Steppingstones Park was also purchased from the Chrysler estate and overlooks Long Island Sound as well. First, we visited the beautiful garden there. Again, no one was around but there were many empty chairs. The garden is beautifully maintained.
It was a joy to take pictures of flowers and the fountain even though it was quite overcast.
We walked in the grass toward the Bay and the Marina. There are nesting osprey – a threatened species – and wading birds in the marshes. (Osprey nest photo below courtesy of George DeCamp.)
Then we went all the way to the end of the Marina to look at the Bay.
There was a sign at the entrance indicating that it was prohibited to take any clams or shellfish from the area.
I thought crabs were considered a shellfish since they have a shell… I guess not as some people were catching them.
I tried to ask questions about the crabs to the lady catching them, but she did not understand English so I tried to speak French and she did not understand that either. She was Asian so I guess she could not understand the sign either. We then observed another person on the Bay – it looked like a senior gentlemen having fun, I guess, windsurfing. There was no wind though, so it was slow going… it even looked like for a while the sail was going to slip into the water but he was able to master it.
After following him for a while we went back closer to the shore to look at the birds. Some were wading in the mussel shells, which were plentiful.
It was fun watching the shore birds. I could have spent hours observing them and taking their photographs.
We had been in Steppingstones Marina for a while but could have lingered by the Long Island shore for much longer. It was a magical world of shorebirds, boats, crabs and osprey. The Marina was a good vantage point in front of the boundless water and the foggy air enveloping it all.

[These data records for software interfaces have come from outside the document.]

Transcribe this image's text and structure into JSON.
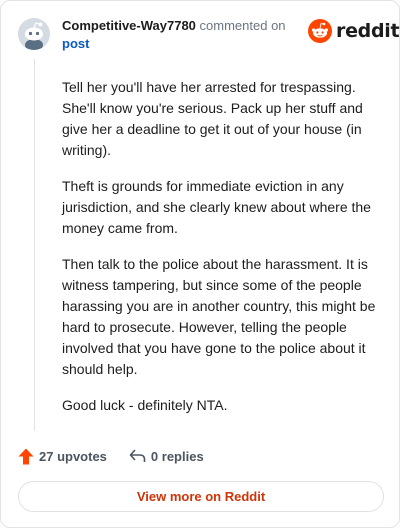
{
  "header": {
    "author": "Competitive-Way7780",
    "action_text": "commented on",
    "post_link": "post",
    "brand": "reddit"
  },
  "comment": {
    "paragraphs": [
      "Tell her you'll have her arrested for trespassing. She'll know you're serious. Pack up her stuff and give her a deadline to get it out of your house (in writing).",
      "Theft is grounds for immediate eviction in any jurisdiction, and she clearly knew about where the money came from.",
      "Then talk to the police about the harassment. It is witness tampering, but since some of the people harassing you are in another country, this might be hard to prosecute. However, telling the people involved that you have gone to the police about it should help.",
      "Good luck - definitely NTA."
    ]
  },
  "footer": {
    "upvotes": "27 upvotes",
    "replies": "0 replies",
    "view_more": "View more on Reddit"
  },
  "colors": {
    "brand_orange": "#ff4500",
    "upvote_orange": "#ff4500",
    "link_blue": "#0a5ac2",
    "view_more_red": "#cf3409"
  },
  "icons": {
    "avatar": "snoo-avatar-icon",
    "brand": "reddit-logo-icon",
    "upvote": "upvote-arrow-icon",
    "reply": "reply-arrow-icon"
  }
}
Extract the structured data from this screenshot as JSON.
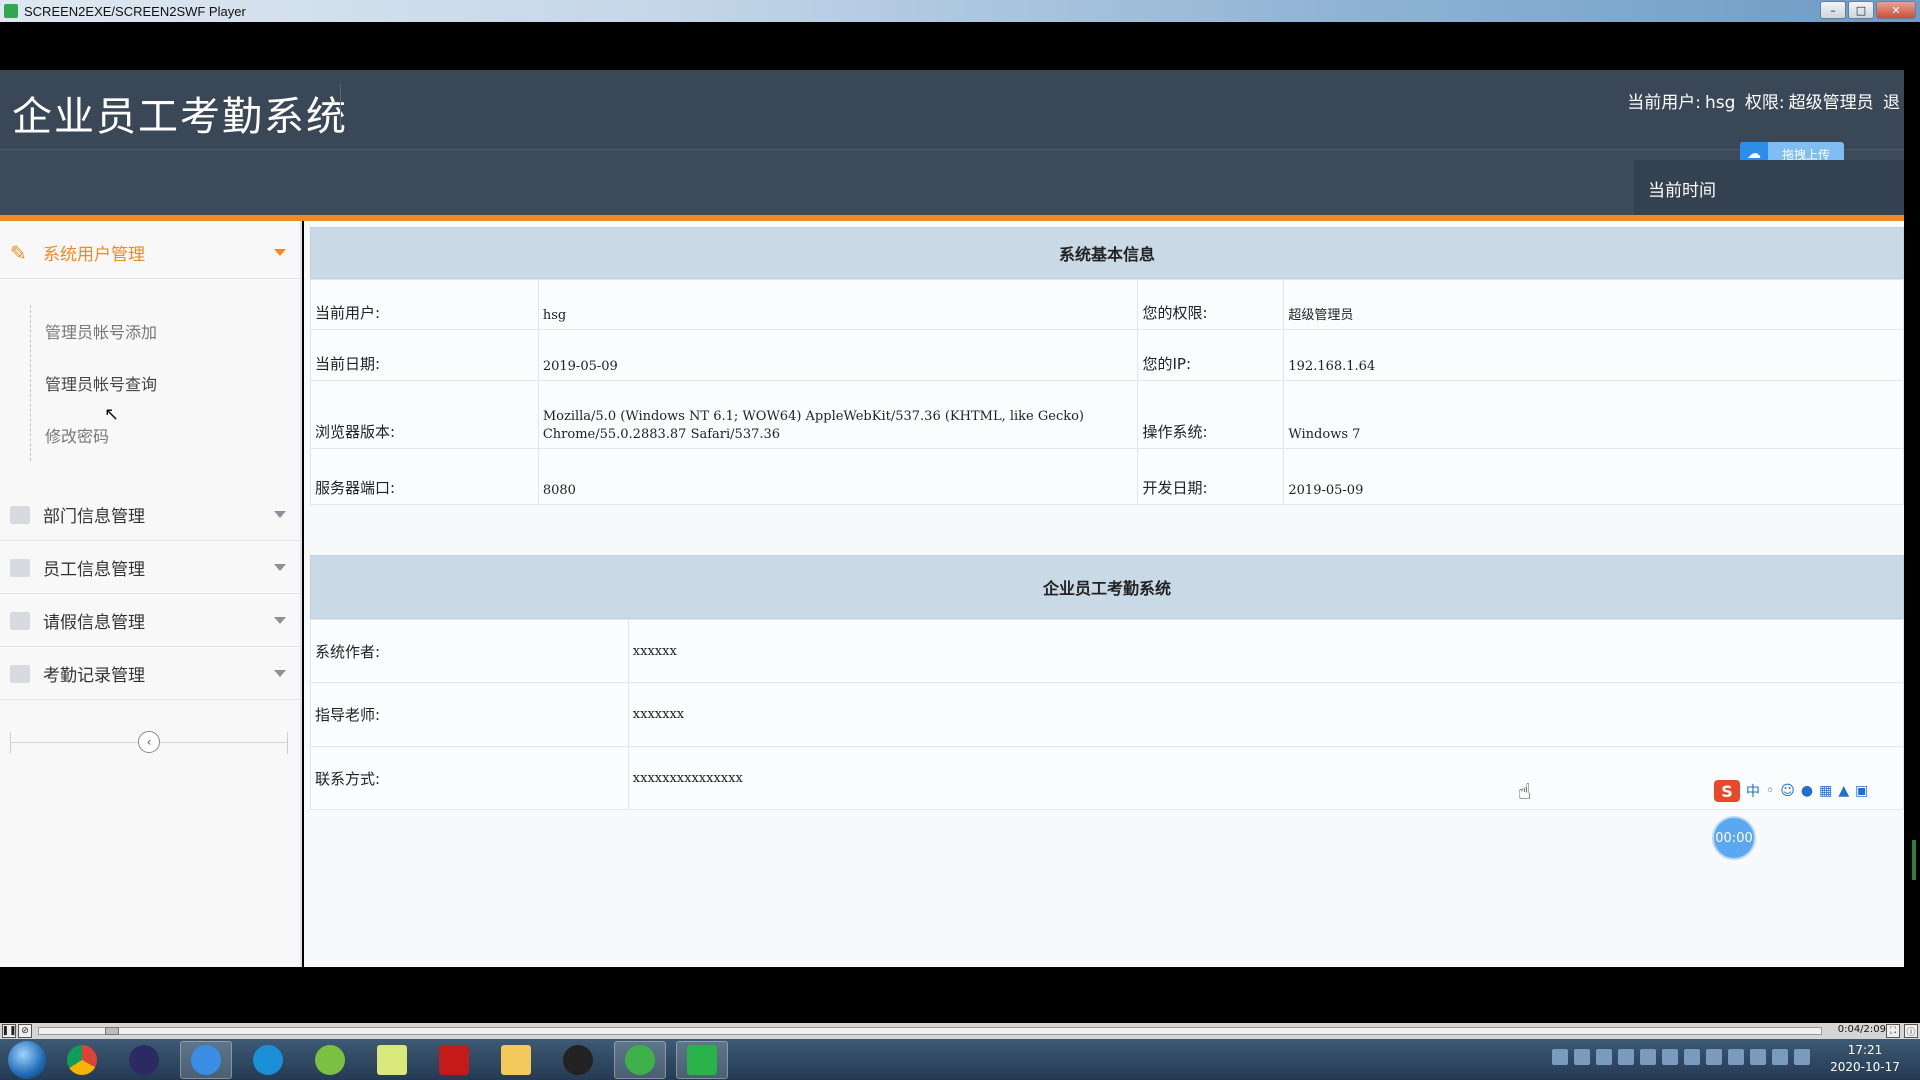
{
  "window": {
    "title": "SCREEN2EXE/SCREEN2SWF Player",
    "btn_min": "–",
    "btn_max": "□",
    "btn_close": "✕"
  },
  "header": {
    "brand": "企业员工考勤系统",
    "user_label": "当前用户:",
    "user_name": "hsg",
    "role_label": "权限:",
    "role_value": "超级管理员",
    "logout_partial": "退",
    "upload_label": "拖拽上传",
    "time_label": "当前时间"
  },
  "sidebar": {
    "groups": [
      {
        "label": "系统用户管理"
      },
      {
        "label": "部门信息管理"
      },
      {
        "label": "员工信息管理"
      },
      {
        "label": "请假信息管理"
      },
      {
        "label": "考勤记录管理"
      }
    ],
    "sub_items": [
      {
        "label": "管理员帐号添加"
      },
      {
        "label": "管理员帐号查询"
      },
      {
        "label": "修改密码"
      }
    ],
    "collapse_glyph": "‹"
  },
  "panel1": {
    "title": "系统基本信息",
    "rows": [
      {
        "l1": "当前用户:",
        "v1": "hsg",
        "l2": "您的权限:",
        "v2": "超级管理员"
      },
      {
        "l1": "当前日期:",
        "v1": "2019-05-09",
        "l2": "您的IP:",
        "v2": "192.168.1.64"
      },
      {
        "l1": "浏览器版本:",
        "v1a": "Mozilla/5.0 (Windows NT 6.1; WOW64) AppleWebKit/537.36 (KHTML, like Gecko)",
        "v1b": "Chrome/55.0.2883.87 Safari/537.36",
        "l2": "操作系统:",
        "v2": "Windows 7"
      },
      {
        "l1": "服务器端口:",
        "v1": "8080",
        "l2": "开发日期:",
        "v2": "2019-05-09"
      }
    ]
  },
  "panel2": {
    "title": "企业员工考勤系统",
    "rows": [
      {
        "label": "系统作者:",
        "value": "xxxxxx"
      },
      {
        "label": "指导老师:",
        "value": "xxxxxxx"
      },
      {
        "label": "联系方式:",
        "value": "xxxxxxxxxxxxxxx"
      }
    ]
  },
  "overlay": {
    "timer": "00:00",
    "ime_s": "S",
    "ime_mode": "中"
  },
  "player": {
    "time": "0:04/2:09"
  },
  "taskbar": {
    "clock_time": "17:21",
    "clock_date": "2020-10-17"
  }
}
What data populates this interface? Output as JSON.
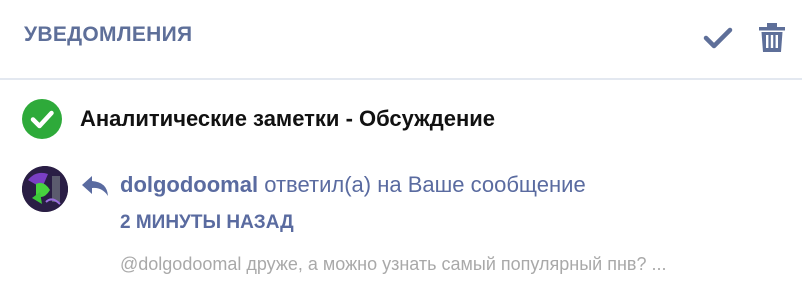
{
  "header": {
    "title": "УВЕДОМЛЕНИЯ",
    "mark_read_icon": "check-icon",
    "delete_icon": "trash-icon"
  },
  "group": {
    "status_icon": "check-circle-icon",
    "title": "Аналитические заметки - Обсуждение"
  },
  "notification": {
    "avatar": "user-avatar",
    "type_icon": "reply-icon",
    "username": "dolgodoomal",
    "action": "ответил(а) на Ваше сообщение",
    "time": "2 МИНУТЫ НАЗАД",
    "excerpt": "@dolgodoomal друже, а можно узнать самый популярный пнв? ..."
  },
  "colors": {
    "accent": "#5a6ba0",
    "success": "#2eaa3a",
    "muted_text": "#a9a9a9",
    "divider": "#e3e8f0"
  }
}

But it was time to go. There will be more posts on our trip to the Gold Coast in the future.
“To stand at the edge of the sea, to sense the ebb and flow of the tides, to feel the breath of a mist moving over a great salt marsh, to watch the flight of shore birds that have swept up and down the surf lines of the continents for untold thousands of year, to see the running of the old eel and the young shad to the sea, is to have knowledge of things that are as nearly eternal as any earthly life can be.”
- Rachel Carson, American Marine Biologist and Conservationist (1907-1964.)